"We're not increasing the amount of authorized debt in any way, shape or form," Ludwig said at the meeting. "It's the same amount of bonds that have already been approved by the board."

The state dormitory grant is now being applied for, Ludwig said, but would, if received, be applied to a spray park at the site, which the original plans included. A spray park would be a "second-phase project," Ludwig said, likely taking place in 2017 and costing an additional $1 million.

Public outcry over the shuttering of the only public pool in the hamlet led town officials to announce plans to fix the facility at a news conference in August 2013. Board members and other officials stood in the empty, decrepit Olympic-sized pool, vowing to have it reopened by summer 2014.

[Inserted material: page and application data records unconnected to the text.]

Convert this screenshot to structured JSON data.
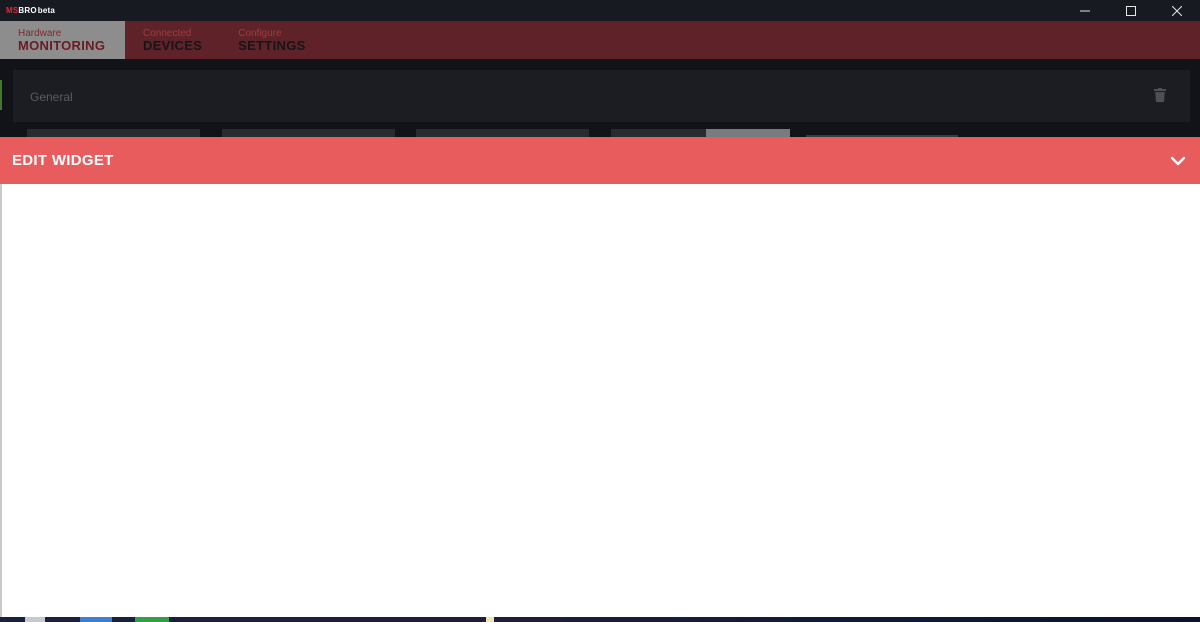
{
  "app": {
    "logo_prefix": "MS",
    "logo_main": "BRO",
    "logo_suffix": "beta",
    "icons": {
      "minimize": "minimize-icon",
      "maximize": "maximize-icon",
      "close": "close-icon"
    }
  },
  "nav": {
    "tabs": [
      {
        "small": "Hardware",
        "big": "MONITORING",
        "active": true
      },
      {
        "small": "Connected",
        "big": "DEVICES",
        "active": false
      },
      {
        "small": "Configure",
        "big": "SETTINGS",
        "active": false
      }
    ]
  },
  "panel": {
    "title": "General",
    "delete_icon": "trash-icon"
  },
  "edit_widget": {
    "title": "EDIT WIDGET",
    "collapse_icon": "chevron-down-icon"
  },
  "colors": {
    "nav_bg": "#5f2229",
    "nav_active": "#8d8d8d",
    "edit_header": "#e85c5e",
    "accent_red": "#e0283a"
  }
}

The plans were halted when Suffolk County District Attorney Thomas Spota uncovered a dumping scheme in and around Islip Town, where contaminated materials ended up dumped in several areas of the park, shutting down the entire 27.9-acre site since April 2014. The park is currently undergoing excavation and cleanup of the contamination that is expected to be completed by October.